For 2018, Razer has updated the Blade Stealth, and while the design isn’t overhauled in this improved version, we are getting Kaby Lake Refresh CPUs inside. Here, the Core i7-8550U is standard, bringing significantly improved performance thanks to the jump to four cores and eight threads. It’s a chip we’ve covered in detail before with more than one flagship thin and light sporting it already.

The battery capacity remains at 53.6 Wh, however with the new processor inside we may see a few changes to battery life. Razer also bumped the memory speed from LPDDR3-1866 up to LPDDR3-2133, at the same 16GB capacity.

Every other aspect to the hardware is the same, including the 13.3-inch 3200x1800 IGZO LCD, Killer networking gear and SSD options that range from 256GB to 1TB.

There are some very minor changes to the laptop’s dimensions, but they fall into the sub-1mm range and the weight is basically unchanged. As a result, the beautiful metal chassis is nearly identical to the version I reviewed back in September, so for my full thoughts on this design, check that review.

As a quick recap, the metal unibody construction is solid, well built and looks stunning, particularly with the slimmer bezel that was new for 2017. The black model looks fantastic, but there’s also now a gunmetal grey option that’s equally as awesome, and perhaps a tad more stealthy.

I/O has always been a key selling point of the Blade Stealth, so this new model doesn’t change anything. You still get Thunderbolt 3 and a full-sided HDMI port, along with two USB 3.0 ports and a headphone jack. That’s pretty much all you need, and the laptop charges via USB-C for added convenience.

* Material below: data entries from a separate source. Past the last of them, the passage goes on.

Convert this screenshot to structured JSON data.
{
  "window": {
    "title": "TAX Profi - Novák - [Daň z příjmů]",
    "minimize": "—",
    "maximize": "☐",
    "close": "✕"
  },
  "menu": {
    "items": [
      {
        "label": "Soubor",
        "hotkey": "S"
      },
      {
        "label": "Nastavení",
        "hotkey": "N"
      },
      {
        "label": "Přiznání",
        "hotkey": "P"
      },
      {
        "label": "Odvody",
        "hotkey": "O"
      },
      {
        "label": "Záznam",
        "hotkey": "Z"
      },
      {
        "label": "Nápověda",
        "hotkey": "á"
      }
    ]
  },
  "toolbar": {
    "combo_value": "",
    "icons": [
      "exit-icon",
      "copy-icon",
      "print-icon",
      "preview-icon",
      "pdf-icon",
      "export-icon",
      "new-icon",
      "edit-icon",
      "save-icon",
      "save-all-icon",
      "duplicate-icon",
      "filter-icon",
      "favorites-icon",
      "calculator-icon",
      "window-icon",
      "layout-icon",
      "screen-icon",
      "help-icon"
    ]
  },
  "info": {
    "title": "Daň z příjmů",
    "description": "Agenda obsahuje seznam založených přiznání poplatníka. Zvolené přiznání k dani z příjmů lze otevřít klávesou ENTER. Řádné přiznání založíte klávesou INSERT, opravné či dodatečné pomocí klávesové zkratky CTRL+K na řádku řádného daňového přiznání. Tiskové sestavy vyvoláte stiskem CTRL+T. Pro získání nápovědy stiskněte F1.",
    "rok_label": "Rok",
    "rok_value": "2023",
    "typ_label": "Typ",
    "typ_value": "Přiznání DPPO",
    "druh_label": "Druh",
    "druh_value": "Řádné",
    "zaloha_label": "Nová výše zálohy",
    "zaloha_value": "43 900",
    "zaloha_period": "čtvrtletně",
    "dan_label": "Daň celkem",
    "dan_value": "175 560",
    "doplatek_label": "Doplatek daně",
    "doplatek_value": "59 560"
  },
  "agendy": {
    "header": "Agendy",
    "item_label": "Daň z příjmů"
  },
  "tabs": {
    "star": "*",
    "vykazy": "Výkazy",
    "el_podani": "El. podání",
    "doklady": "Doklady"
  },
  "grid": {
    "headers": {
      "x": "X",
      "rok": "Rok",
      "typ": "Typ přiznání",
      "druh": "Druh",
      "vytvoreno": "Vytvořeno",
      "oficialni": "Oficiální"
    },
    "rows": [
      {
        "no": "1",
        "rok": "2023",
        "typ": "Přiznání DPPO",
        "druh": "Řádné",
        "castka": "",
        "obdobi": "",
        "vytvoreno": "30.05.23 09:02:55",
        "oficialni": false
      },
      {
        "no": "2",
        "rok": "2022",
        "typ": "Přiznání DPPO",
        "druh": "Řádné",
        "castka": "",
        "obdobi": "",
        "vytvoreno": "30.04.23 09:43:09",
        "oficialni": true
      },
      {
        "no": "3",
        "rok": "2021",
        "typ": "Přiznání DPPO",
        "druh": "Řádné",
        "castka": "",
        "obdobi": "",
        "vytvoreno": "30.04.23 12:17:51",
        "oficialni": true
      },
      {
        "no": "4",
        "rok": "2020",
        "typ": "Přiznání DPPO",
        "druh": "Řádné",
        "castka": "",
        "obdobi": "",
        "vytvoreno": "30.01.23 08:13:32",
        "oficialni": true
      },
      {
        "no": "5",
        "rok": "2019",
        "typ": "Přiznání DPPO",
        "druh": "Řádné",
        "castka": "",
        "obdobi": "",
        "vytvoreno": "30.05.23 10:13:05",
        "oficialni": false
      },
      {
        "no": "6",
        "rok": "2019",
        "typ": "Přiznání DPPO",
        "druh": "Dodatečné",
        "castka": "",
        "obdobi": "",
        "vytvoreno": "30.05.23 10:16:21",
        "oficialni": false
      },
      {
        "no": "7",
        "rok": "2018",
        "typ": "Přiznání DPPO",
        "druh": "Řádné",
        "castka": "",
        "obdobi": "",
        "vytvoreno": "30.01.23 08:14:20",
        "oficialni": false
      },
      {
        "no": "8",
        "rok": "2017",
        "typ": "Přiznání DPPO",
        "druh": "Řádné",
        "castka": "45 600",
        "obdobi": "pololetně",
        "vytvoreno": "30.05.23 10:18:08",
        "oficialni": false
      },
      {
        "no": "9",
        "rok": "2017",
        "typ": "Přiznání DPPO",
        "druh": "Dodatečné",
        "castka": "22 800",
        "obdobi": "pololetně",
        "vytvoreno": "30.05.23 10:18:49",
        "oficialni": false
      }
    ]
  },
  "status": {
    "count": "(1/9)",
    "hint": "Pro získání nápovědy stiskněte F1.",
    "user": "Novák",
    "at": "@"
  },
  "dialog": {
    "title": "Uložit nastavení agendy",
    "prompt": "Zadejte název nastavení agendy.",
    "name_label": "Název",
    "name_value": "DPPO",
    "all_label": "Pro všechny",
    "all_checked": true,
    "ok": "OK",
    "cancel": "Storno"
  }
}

There has been no change to the individually RGB LED backlit keyboard or the touchpad, and both remain very good on this laptop. The trackpad in particular is one of the best I’ve used in a ultraportable: it works so well and feels great to use.

The display is also the same, I did retest this unit just to make sure, but nothing new to report aside from some minor adjustments to white balance and gamma correction. The display is still very good as a result, and I love how the 3200x1800 high-resolution option is now standard.

Before digging further into the Blade Stealth’s performance, I wanted to briefly mention price because the newest Blade Stealth has launched at $100 more than the last-gen model, moving from $1400 to $1500 for a Core i7, 16GB of RAM and a 256GB SSD.

Considering the new CPU only costs OEMs a few dollars more than the old one, this seems a little unreasonable, however it is still cheaper than equivalent high-end laptops like the Dell XPS 13 and HP Spectre. Unlike these systems from Dell and HP, Razer doesn’t have an ‘entry-level model’, hence the higher base price.